### Problem requirements
Copy out each line of the listing below where the string "optional" appears.
[Information provided]
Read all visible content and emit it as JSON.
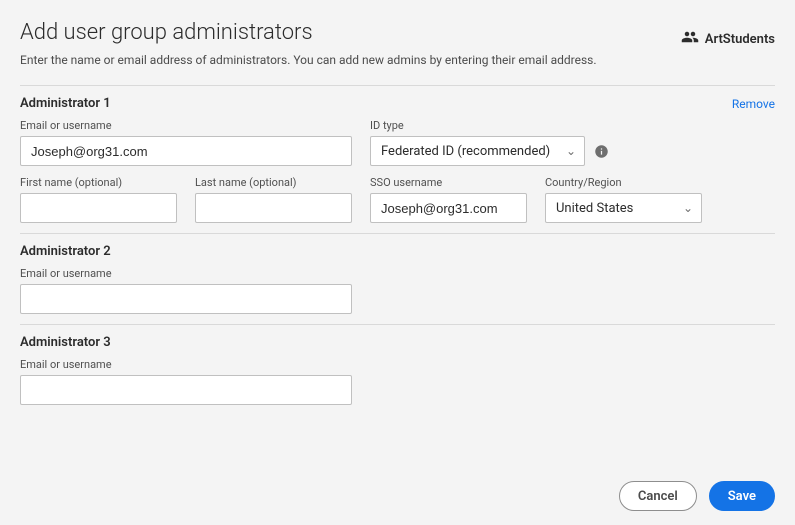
{
  "header": {
    "title": "Add user group administrators",
    "group_name": "ArtStudents",
    "subtitle": "Enter the name or email address of administrators. You can add new admins by entering their email address."
  },
  "labels": {
    "email_or_username": "Email or username",
    "id_type": "ID type",
    "first_name": "First name (optional)",
    "last_name": "Last name (optional)",
    "sso_username": "SSO username",
    "country_region": "Country/Region",
    "remove": "Remove"
  },
  "admins": {
    "a1": {
      "title": "Administrator 1",
      "email_value": "Joseph@org31.com",
      "id_type_value": "Federated ID (recommended)",
      "first_name_value": "",
      "last_name_value": "",
      "sso_value": "Joseph@org31.com",
      "country_value": "United States"
    },
    "a2": {
      "title": "Administrator 2",
      "email_value": ""
    },
    "a3": {
      "title": "Administrator 3",
      "email_value": ""
    }
  },
  "footer": {
    "cancel": "Cancel",
    "save": "Save"
  }
}
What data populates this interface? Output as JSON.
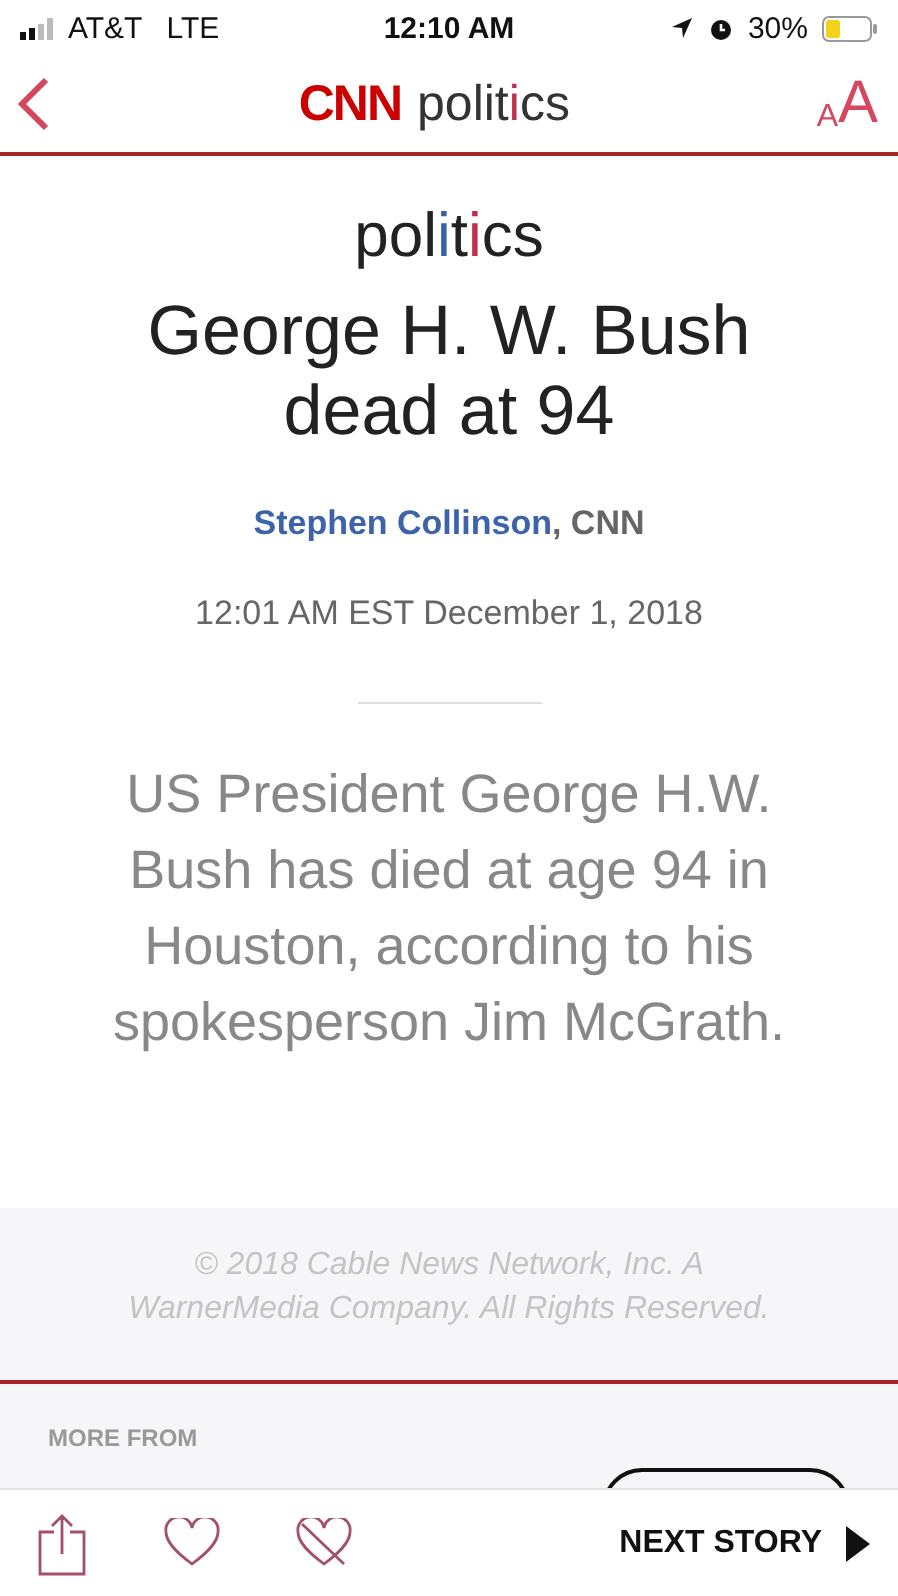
{
  "status_bar": {
    "carrier": "AT&T",
    "network": "LTE",
    "time": "12:10 AM",
    "battery": "30%"
  },
  "nav_bar": {
    "logo": "CNN",
    "section": [
      {
        "text": "polit",
        "color": "#333333"
      },
      {
        "text": "i",
        "color": "#c0304a"
      },
      {
        "text": "cs",
        "color": "#333333"
      }
    ],
    "text_size_small": "A",
    "text_size_large": "A"
  },
  "article": {
    "section_label": [
      {
        "text": "pol",
        "color": "#222222"
      },
      {
        "text": "i",
        "color": "#3b5ea8"
      },
      {
        "text": "t",
        "color": "#222222"
      },
      {
        "text": "i",
        "color": "#c0304a"
      },
      {
        "text": "cs",
        "color": "#222222"
      }
    ],
    "title": "George H. W. Bush dead at 94",
    "author": "Stephen Collinson",
    "source": ", CNN",
    "date": "12:01 AM EST December 1, 2018",
    "summary": "US President George H.W. Bush has died at age 94 in Houston, according to his spokesperson Jim McGrath."
  },
  "footer": {
    "copyright": "© 2018 Cable News Network, Inc. A WarnerMedia Company. All Rights Reserved."
  },
  "more_from": {
    "label": "MORE FROM"
  },
  "toolbar": {
    "next_story": "NEXT STORY"
  }
}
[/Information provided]
### Written solution
    "first_name": "First name (optional)",
    "last_name": "Last name (optional)",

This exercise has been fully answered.